My point is: you can get out under the stars and start tonight with your tripod and your DSLR. If you have fun and like what you get you can spend something like $350 and get basic tracking in place and move from half a minute to several minute exposures. If you spend $1000 you can make images that start to get close to what Mr. Wang posted — after, of course, you spend countless hours learning how to process all the images you capture ;-) I'm sure Mr. Wang has spend many hundreds of hours learning how to make the fantastic images he presented. Astrophotography is a very different beast. I go to an air show and might come out with 1600 frames — maybe 400 pictures and hour of which I might like 20/hr (need a bunch of shots to catch the Blue Angels doing a cross pass ). The ones I really like I might spend 10 minute processing, each. I just finished my first real astrophotograph. An image of the Rosette Nebula. I took 20 exposures through each of 3 narrow band filters last 15 minutes each. I took 60 flat frames. I took 200 bias frames. I took 60 dark frames. I never added it up but there is probably 20 hours of imaging there. I bet I spend 8 hours processing the data (this was not computer limited, this was lots of newbie not sure what to do time). So, including set up/tear down, and polar aligning the mount I probably invested 32 hours in one stinking image — 0.03 images/hour, just a tad less than 400/hr — and you know what — I loved it and I’m very happy with the result. It is sure not in Mr. Wang’s league, but it is not too shabby either. If you like being outside, if you like math, if you like working for your results this might the be hobby for you — and did I mention the heavens are beautiful?
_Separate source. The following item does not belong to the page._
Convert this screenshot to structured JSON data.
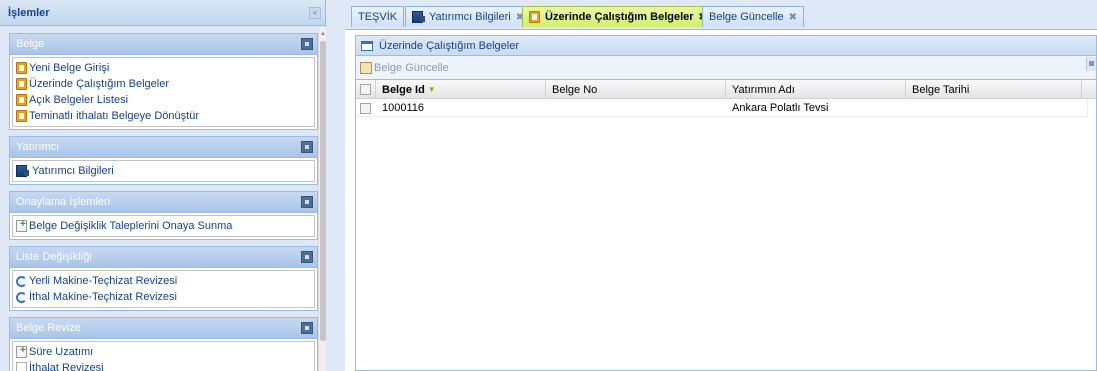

I can’t show you what you can do with just a DSLR since I decided to go the scope/cooled CCD route since, after doing a bunch of research, I decided I wanted to do narrow band imaging (I use filters that are between 7 and 9nm wide around the hydrogen alpha, oxygen III and the sulfur II spectral lines), but I can tell you that I’ve seen many outstanding astrophotographs made with consumer DSLR or DSLRs modified to allow better response to the hydrogen-alpha spectral line (a mod that costs around $300).
Here is a link to my 1st attempt.
This was made with about a $10K investment in equipment. With a different set of choices I probably could have come very close with about half that. With more skill who knows?